Cadmium is a ductile, supple, glossy metal with a silver-white colour. When used in the plating and manufacturing business it is used as a sacrificial coating, which proves to be soluble in acids, but not in alkalis. It has several uses in corrosive situations, when cadmium plating will provide protection to the base metals, even when corroded or scratched. While it is very similar to Zinc, it creates more complex compounds.
Applications of Cadmium Plating
The majority of cadmium procured is used in the production of Ni-Cd batteries, with the remainder mainly used for stabilisers for plastic, coatings, pigments and plating. With the ability to absorb neutrons, it is applied as a barrier to control nuclear fission. It is specifically used to electroplate steel where an application of 0.05mm thick film of cadmium provides total protection against the sea.
Cadmium is highly suitable for application in the Aerospace industry with particular use on landing gears and legs.
Alternatives to Cadmium Plating
In the Nuclear, Marine and Aerospace industries it has not been possible to completely phase out the use of cadmium deposits, however, less toxic, non-cyanide, plating systems have been developed. New zinc-alloy systems are being researched as a means to reduce cadmium plating without any compromise to performance.
Zinc Alloys – New zinc-alloy systems, such as zinc-nickel, zinc-cobalt, are able to provide a corrosion resistant, high performance alternative to plating with cadmium.
Tin-Zinc – an alternative, environmentally friendly process for plating. Using an almost pH neutral solution, the resulting deposit from this tin-zinc plating contains approximately 30% zinc with the remainder being tin.

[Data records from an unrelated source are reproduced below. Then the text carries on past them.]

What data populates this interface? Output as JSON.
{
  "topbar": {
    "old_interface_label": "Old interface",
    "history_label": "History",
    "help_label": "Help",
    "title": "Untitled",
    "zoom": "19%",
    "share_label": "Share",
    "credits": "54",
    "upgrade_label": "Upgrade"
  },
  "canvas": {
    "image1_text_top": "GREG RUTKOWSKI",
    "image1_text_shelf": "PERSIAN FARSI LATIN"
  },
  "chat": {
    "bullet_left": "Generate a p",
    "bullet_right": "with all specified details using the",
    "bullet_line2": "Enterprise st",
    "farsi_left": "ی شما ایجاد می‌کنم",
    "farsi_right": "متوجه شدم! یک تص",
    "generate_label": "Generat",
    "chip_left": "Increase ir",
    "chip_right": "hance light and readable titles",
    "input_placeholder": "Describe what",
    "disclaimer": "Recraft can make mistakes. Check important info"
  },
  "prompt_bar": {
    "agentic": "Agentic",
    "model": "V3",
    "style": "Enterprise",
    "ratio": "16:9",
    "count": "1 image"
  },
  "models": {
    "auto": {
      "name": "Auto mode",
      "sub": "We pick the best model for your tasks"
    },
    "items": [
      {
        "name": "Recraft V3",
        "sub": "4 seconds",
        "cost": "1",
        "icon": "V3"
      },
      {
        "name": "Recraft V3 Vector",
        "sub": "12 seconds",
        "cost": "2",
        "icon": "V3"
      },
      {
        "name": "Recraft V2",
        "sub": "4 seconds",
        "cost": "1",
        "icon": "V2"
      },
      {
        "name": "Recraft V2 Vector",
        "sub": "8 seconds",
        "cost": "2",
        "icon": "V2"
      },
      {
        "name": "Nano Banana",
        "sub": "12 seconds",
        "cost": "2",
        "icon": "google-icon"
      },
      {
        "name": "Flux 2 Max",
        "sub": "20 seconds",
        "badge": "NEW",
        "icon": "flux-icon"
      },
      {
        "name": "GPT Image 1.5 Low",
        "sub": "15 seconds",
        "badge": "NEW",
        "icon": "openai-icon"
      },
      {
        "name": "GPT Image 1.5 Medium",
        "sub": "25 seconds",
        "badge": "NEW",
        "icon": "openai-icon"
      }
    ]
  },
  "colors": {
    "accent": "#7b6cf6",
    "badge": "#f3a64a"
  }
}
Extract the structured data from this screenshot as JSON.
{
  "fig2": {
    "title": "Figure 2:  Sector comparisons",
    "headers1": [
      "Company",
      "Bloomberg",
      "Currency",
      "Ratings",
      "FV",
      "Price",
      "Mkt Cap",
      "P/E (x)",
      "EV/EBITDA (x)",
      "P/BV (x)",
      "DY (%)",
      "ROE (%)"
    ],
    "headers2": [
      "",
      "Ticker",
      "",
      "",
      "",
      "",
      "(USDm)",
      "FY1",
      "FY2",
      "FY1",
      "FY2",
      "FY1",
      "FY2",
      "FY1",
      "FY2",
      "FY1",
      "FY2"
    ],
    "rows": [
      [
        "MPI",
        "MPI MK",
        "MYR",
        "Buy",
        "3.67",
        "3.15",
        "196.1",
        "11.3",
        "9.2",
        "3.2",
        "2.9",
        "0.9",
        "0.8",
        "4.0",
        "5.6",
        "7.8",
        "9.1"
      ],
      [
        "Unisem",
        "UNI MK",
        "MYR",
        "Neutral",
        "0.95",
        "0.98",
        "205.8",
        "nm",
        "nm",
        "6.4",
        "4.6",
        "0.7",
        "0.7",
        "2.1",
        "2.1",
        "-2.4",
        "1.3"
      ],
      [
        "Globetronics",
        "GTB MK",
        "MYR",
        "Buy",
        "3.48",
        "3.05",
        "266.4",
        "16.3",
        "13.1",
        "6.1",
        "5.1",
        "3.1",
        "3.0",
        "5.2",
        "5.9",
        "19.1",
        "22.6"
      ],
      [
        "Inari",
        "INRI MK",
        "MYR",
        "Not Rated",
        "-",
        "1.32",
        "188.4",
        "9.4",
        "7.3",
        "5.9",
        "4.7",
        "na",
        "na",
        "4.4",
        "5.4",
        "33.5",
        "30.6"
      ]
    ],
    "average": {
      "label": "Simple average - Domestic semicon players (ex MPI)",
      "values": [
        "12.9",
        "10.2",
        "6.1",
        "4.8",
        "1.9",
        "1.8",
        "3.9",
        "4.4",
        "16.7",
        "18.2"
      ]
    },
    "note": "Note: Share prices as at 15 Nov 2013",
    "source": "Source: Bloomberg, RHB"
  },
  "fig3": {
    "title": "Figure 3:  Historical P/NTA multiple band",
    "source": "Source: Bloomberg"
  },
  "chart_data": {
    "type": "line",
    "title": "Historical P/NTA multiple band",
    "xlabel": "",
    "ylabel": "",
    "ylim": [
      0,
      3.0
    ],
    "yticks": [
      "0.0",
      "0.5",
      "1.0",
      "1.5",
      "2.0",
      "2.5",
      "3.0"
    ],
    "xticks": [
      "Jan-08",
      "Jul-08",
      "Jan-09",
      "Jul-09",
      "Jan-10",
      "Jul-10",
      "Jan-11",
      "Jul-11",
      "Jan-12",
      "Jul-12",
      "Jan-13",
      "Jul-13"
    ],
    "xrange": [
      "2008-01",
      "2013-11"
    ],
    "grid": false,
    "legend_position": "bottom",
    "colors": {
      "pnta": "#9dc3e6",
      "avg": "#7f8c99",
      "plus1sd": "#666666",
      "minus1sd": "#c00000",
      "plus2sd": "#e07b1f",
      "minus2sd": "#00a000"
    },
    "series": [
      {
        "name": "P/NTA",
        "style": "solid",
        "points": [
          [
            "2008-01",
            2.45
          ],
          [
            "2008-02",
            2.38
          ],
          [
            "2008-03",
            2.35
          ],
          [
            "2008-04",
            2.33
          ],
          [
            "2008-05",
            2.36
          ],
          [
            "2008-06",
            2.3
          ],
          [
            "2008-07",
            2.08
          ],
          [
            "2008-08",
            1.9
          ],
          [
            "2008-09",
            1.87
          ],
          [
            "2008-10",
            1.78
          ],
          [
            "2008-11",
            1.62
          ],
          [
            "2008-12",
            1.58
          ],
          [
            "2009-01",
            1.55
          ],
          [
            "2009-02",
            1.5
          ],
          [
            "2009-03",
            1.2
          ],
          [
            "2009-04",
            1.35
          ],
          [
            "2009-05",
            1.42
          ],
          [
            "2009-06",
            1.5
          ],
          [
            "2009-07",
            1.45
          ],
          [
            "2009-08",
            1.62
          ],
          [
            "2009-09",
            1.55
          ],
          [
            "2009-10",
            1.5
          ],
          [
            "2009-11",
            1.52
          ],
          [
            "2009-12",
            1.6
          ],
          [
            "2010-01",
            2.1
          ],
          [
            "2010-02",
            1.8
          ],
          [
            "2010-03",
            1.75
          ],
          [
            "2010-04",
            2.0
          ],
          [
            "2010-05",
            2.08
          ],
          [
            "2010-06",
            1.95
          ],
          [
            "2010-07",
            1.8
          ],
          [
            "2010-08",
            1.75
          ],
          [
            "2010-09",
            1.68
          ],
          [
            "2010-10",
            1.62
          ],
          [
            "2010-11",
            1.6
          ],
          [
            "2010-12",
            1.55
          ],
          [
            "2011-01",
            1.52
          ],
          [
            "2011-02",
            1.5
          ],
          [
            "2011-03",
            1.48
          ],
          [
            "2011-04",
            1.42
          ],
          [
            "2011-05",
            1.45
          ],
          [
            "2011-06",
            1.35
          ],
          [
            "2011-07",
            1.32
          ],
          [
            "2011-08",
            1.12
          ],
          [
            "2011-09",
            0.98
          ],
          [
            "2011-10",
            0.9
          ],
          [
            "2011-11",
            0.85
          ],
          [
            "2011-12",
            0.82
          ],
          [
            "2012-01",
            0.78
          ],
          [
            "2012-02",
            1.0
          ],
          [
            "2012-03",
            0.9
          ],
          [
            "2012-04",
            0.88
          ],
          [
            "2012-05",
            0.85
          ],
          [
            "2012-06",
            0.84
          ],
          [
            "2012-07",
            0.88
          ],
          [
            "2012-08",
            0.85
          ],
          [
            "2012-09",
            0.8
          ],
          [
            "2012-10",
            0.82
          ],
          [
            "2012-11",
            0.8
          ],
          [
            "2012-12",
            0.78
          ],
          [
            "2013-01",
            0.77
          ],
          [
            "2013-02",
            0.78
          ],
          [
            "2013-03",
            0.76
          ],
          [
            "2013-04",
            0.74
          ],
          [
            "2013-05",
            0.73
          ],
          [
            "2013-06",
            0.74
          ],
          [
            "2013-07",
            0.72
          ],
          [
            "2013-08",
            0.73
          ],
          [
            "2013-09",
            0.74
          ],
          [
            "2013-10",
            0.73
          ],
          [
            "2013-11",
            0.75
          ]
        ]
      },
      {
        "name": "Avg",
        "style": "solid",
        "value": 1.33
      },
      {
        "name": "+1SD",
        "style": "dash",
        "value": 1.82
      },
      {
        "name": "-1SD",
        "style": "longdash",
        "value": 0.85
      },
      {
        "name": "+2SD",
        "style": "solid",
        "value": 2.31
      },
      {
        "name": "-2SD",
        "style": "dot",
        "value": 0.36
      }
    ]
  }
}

For further information, and to discuss which alternative best suits your application, contact the Technical Team at Saras Process at firstname.lastname@example.org